Net proceeds go to support mission work at Resurrection and The Life. Additional funding is awarded through Care Abounds in Communities, of Thrivent Financial for Lutherans.



With the fall sports season upon us, the department of recreation and parks would like to remind all residents that pets are not allowed in any neighborhood parks, Community Park, or St. Paul’s fields. Non compliance with this rule will result in the issuance of appearance tickets.

Register For The Online Registration Option

Garden City’s Department of Recreation and Parks will offer the option of online registration with credit card payment beginning with its winter programs in early December.

In order for a family to use the online registration option, the family will first need to visit the recreation and parks office at 108 Rockaway Ave. to verify residency and their family information and receive their password.  A list of instructions as to how to use the website will be included.

Stretching tips for the high school athlete

Prior to the start of high school running season, Garden City’s Physical Therapy Options (PTO) had an opportunity to provide a presentation to members of Sacred Heart Academy’s cross country team. Team members gathered at Garden City’s New York Running Company to learn strategies and tips for a successful fall season.

PTO staff members Dr. Meghan Goetz, Doctor of Physical Therapy, and PTO Aide Mike Murphy discussed the importance of stretching to prevent injury and provided strategies and tips for success for the high school runner.


Garden City High School Homecoming

Saturday, October 25

Marvelous Movie Matinée

Monday, October 27

A Map Of Artistic Inspiration

Saturday, November 1


1959: The Year The Music Stopped Playing
Written by Michael A. Miller,

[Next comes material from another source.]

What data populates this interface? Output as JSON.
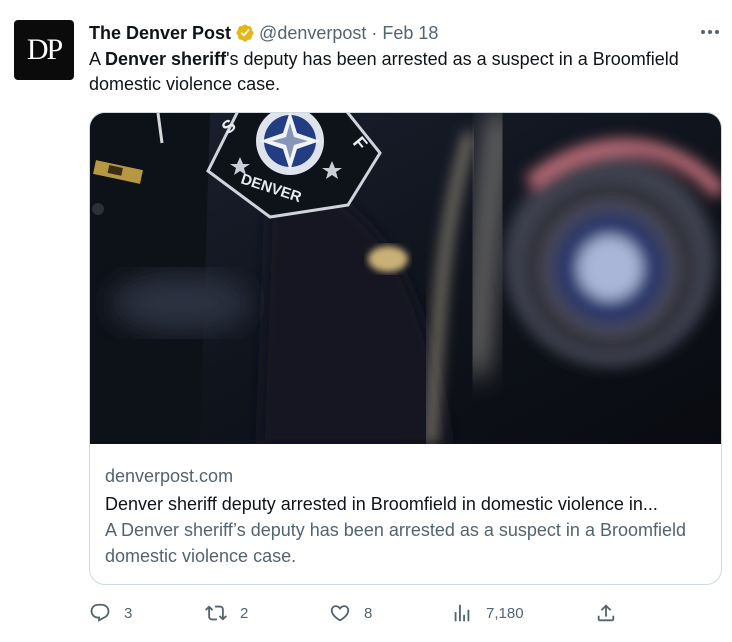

The Eccentric Heiress Of ‘Empty Mansions’
Written by Mike Barry,

Yellow Margarine And A Pitch For The Ages
Written by Michael A. Miller,